The increasingly horrific experiences felt by a woman (Golden), who now lives — if that’s the word — in a dingy apartment recently occupied by a fellow named Anthony (Nelson), seldom proceed logically but rather in a dream-state, and sometimes in dreams within dreams. After examining a body she pulls out of a hiding place, the woman can be observed from a disturbing point-of-view — perhaps by Anthony, who may be hiding and watching her from the other side of a metal grill and sounding more and more like a caged animal.
Anthony’s surveillance grows more menacing as the woman tidies things up, plays back a long list of his unanswered phone messages and goes through his unopened mail. J.G. Thirlwell’s portentous music feeds a paranoid mood as her dreams (in color) begin to dominate and blend into the everyday. She imagines spitting out teeth and Anthony attacking her, while the act of washing and tending to the corpse (which is made to seem like her doppelganger) suggests an act that’s at once caring, sensual and macabre.
The film sustains the tension between extremely different tones for a remarkable length of time, as if co-directors Reynolds and Jolley had taken control of auds’ collective subconscious. While midnight movie fans will spot the direct echoes from “Eraserhead” and other weirded-out nocturnal mind trips, hip viewers will also spot links to other recent inward-looking and defiantly semi-underground films such as Jennifer Reeves’ “The Time We Killed” and James Fotopoulos’ “The Nest.”

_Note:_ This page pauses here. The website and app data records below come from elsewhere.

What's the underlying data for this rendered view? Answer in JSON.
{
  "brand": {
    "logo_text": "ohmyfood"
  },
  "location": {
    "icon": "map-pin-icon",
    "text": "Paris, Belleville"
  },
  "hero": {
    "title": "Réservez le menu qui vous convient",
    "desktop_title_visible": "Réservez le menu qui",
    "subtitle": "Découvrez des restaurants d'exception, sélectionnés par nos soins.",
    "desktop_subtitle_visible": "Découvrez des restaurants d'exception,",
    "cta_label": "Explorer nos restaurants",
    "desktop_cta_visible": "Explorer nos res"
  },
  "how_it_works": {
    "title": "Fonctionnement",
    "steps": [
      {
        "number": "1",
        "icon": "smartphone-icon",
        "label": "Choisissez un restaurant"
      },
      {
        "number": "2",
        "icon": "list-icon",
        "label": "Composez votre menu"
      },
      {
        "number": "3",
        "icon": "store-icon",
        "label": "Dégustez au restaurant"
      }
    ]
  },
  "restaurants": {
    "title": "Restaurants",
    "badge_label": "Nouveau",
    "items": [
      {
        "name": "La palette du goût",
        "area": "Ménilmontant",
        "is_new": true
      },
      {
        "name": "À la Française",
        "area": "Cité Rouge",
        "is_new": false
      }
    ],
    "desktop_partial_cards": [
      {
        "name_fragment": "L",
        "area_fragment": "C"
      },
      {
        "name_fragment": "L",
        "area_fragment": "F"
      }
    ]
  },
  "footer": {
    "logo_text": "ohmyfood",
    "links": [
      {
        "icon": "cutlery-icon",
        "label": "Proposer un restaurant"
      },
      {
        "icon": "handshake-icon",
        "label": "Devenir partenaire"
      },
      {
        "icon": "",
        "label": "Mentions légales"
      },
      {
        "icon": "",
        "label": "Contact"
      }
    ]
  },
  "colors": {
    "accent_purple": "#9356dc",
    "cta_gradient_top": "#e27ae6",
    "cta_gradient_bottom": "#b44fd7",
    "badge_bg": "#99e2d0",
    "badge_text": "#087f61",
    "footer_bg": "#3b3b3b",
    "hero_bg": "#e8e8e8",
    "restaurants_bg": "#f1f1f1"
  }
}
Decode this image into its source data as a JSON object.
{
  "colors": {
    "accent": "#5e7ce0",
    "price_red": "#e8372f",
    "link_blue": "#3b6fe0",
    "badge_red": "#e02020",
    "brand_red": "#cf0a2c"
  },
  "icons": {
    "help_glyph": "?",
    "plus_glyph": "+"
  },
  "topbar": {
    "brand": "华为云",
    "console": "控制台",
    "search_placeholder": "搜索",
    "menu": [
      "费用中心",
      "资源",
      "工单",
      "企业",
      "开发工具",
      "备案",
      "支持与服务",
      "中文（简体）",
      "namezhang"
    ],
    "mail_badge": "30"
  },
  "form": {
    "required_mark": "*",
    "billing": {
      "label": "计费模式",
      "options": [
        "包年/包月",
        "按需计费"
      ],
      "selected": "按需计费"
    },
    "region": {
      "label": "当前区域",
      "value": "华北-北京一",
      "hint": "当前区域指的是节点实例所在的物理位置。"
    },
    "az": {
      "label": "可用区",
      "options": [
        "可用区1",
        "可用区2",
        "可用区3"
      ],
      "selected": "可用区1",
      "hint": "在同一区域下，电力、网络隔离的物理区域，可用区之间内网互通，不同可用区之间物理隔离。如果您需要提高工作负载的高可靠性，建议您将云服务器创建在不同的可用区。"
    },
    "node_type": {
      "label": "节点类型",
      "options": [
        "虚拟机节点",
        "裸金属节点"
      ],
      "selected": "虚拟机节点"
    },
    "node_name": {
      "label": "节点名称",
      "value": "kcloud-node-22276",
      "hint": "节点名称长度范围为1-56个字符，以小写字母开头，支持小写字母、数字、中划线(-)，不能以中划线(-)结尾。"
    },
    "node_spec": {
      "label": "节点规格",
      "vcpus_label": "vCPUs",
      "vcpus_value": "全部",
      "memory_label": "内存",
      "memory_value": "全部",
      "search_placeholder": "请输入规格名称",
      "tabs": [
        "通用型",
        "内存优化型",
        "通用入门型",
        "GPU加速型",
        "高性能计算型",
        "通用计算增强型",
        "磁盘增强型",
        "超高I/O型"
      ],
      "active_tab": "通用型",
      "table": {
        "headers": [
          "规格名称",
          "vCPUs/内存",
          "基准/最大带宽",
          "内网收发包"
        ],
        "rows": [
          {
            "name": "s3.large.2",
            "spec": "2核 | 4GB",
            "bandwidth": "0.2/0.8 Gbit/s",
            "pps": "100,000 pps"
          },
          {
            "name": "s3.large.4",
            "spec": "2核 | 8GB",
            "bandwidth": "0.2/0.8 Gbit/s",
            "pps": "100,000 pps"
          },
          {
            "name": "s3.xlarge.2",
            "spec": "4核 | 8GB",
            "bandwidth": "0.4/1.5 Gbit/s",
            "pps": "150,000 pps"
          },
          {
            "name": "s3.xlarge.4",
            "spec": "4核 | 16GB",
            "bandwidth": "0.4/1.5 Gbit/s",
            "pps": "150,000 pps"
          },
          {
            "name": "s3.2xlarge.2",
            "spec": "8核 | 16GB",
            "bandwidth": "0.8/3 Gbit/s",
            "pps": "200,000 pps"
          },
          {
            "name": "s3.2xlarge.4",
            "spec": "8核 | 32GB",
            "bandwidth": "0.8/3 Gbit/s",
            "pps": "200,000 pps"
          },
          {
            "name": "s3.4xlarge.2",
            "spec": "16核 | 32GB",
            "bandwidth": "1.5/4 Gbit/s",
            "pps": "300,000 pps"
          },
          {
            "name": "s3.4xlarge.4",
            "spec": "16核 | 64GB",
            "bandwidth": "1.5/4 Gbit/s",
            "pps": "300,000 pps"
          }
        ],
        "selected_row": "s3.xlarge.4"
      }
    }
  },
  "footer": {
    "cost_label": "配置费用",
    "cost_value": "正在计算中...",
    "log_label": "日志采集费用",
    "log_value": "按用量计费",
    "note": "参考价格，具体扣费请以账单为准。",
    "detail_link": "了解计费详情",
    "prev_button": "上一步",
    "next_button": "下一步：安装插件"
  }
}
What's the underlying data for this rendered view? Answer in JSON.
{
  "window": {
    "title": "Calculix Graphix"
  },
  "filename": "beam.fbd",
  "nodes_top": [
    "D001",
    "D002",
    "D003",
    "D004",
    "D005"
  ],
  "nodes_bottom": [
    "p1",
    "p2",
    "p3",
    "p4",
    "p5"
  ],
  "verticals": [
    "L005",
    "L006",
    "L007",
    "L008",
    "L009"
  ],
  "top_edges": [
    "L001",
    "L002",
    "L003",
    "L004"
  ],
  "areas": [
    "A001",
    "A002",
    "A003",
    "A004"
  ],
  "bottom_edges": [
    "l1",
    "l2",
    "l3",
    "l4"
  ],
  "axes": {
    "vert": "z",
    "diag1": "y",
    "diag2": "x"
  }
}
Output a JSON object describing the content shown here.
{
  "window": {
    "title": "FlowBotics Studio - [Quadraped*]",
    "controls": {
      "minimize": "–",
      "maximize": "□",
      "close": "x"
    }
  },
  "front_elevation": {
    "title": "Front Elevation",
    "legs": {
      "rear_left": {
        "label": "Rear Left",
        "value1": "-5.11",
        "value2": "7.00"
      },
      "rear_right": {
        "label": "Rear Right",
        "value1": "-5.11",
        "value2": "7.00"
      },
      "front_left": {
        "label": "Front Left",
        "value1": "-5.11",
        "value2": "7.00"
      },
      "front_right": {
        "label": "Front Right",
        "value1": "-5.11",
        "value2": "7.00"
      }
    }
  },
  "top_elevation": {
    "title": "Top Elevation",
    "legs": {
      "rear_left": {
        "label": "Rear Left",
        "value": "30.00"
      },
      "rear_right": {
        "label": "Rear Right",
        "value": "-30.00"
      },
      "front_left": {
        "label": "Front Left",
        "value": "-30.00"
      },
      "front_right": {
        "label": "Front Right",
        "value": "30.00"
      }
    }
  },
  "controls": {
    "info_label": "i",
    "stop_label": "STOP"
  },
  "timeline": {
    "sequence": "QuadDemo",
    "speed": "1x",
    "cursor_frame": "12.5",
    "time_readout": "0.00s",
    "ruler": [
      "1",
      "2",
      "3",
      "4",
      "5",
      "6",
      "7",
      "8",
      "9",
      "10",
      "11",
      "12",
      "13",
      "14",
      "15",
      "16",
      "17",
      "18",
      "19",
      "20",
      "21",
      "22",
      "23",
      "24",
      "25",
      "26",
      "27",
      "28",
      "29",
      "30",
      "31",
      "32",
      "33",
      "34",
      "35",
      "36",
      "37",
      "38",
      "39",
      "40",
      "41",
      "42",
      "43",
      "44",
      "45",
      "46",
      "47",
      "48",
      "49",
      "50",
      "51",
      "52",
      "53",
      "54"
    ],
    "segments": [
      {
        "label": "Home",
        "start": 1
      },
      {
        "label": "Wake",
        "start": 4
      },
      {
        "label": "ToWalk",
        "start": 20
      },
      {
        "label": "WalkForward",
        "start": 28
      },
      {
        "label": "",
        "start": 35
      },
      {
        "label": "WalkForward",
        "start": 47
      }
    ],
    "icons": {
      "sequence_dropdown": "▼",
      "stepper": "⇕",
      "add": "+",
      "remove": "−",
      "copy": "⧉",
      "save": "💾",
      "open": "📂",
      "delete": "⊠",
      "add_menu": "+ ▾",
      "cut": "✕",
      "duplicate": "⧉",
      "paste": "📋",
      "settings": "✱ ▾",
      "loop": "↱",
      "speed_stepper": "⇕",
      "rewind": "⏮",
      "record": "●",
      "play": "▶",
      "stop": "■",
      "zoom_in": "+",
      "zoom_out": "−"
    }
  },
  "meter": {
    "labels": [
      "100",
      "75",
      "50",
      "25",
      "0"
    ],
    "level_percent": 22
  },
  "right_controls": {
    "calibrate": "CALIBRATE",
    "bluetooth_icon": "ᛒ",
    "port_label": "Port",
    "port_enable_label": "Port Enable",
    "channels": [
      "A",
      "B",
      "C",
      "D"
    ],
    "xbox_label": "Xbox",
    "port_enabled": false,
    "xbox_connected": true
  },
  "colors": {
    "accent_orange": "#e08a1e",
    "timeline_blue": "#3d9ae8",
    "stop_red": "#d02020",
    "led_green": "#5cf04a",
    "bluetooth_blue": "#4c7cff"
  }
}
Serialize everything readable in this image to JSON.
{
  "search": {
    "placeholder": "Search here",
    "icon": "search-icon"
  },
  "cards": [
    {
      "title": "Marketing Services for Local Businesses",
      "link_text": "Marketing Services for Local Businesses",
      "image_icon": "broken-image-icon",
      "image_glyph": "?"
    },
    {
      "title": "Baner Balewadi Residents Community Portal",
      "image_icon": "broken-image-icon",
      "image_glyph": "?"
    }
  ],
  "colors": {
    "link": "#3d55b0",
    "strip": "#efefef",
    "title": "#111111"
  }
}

Pic is a triumph of lower-than-low budget filmmaking, with mainly one thesp (Golden in an outrageously demanding performance that indicates a commitment above and beyond the call of duty), one extremely messy room (with a spooky thick-glass window looking out onto a crowded Manhattan street) and a complex visual and aural design involving camerawork that appears to crawl under the skin and Bruce Odland’s and Sam Auinger’s stunning sound design.